#### [What to work on]
Wherever the word "kind" appears in a line of the records, copy that line.
Data supplied section start
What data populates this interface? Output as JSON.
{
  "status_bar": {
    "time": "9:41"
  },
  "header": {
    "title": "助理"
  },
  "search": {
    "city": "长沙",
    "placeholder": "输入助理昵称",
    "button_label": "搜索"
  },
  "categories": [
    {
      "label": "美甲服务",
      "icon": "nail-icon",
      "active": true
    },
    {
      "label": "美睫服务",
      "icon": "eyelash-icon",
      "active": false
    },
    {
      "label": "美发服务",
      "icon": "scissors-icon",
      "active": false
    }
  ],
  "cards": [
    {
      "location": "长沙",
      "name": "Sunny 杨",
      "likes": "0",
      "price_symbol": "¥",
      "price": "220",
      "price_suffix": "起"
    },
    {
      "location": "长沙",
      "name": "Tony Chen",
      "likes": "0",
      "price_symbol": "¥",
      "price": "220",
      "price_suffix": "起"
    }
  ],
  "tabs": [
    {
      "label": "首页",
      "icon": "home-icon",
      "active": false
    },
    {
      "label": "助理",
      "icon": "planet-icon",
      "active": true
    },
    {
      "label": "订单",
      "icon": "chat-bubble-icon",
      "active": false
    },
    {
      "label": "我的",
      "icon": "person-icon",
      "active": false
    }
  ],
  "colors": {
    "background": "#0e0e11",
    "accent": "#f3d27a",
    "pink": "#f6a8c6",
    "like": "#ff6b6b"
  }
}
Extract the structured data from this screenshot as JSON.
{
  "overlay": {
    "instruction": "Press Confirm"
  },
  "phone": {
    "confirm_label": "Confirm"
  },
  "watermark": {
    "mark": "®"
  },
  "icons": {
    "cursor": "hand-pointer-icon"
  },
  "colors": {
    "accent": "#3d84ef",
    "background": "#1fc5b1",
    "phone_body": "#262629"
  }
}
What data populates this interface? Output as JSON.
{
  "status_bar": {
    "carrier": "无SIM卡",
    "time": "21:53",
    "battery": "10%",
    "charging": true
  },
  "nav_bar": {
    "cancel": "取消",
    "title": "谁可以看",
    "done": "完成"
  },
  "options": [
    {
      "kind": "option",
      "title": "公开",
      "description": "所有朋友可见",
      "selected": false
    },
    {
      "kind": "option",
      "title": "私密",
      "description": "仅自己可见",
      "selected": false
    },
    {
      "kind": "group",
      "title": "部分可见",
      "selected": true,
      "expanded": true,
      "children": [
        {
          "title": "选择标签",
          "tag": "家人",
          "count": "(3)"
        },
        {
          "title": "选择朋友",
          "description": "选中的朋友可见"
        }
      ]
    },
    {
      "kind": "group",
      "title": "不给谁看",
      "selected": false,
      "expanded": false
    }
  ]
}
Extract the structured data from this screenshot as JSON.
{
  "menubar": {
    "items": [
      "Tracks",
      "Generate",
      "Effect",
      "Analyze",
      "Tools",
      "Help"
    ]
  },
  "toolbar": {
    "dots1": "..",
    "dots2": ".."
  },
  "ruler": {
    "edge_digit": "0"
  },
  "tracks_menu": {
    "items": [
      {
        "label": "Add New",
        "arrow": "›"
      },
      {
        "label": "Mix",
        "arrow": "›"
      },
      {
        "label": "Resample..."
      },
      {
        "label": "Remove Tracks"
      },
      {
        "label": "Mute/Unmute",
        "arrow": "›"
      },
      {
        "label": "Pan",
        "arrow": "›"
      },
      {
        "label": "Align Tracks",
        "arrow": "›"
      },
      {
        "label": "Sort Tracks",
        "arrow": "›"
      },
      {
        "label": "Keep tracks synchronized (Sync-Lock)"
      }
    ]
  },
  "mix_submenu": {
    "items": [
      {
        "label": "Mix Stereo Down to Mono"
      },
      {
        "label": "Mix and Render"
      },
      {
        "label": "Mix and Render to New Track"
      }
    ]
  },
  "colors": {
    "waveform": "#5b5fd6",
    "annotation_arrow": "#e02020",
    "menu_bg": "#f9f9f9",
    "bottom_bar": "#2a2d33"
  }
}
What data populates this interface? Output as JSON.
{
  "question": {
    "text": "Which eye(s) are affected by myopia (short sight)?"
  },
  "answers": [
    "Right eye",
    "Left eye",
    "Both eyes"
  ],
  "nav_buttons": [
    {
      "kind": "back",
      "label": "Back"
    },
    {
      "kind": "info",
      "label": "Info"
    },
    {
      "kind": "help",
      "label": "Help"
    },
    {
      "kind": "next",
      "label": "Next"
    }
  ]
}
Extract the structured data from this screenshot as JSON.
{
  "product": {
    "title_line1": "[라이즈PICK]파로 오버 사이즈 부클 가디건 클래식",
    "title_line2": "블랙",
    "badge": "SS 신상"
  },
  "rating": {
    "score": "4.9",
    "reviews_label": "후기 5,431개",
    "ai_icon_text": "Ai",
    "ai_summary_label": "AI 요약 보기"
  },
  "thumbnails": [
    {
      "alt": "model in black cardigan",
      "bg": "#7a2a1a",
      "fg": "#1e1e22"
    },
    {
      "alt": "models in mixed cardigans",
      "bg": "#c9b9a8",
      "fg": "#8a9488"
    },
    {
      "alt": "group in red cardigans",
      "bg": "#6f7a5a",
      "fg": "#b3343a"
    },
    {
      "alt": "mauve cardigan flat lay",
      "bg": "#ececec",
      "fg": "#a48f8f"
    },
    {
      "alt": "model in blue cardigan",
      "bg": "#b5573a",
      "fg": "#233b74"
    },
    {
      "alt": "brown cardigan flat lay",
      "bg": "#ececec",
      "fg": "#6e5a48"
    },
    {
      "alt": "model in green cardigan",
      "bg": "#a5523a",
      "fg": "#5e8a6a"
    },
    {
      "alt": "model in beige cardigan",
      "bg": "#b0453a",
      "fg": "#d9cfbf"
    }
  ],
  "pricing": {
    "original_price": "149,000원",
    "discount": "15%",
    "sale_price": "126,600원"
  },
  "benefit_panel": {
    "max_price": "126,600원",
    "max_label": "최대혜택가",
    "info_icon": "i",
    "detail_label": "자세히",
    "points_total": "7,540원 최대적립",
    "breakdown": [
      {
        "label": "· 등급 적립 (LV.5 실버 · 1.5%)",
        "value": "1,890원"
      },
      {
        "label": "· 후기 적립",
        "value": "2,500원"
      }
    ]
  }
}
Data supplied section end
#### [Answer space]
      "kind": "option",
      "kind": "option",
      "kind": "group",
      "kind": "group",
      "kind": "back",
      "kind": "info",
      "kind": "help",
      "kind": "next",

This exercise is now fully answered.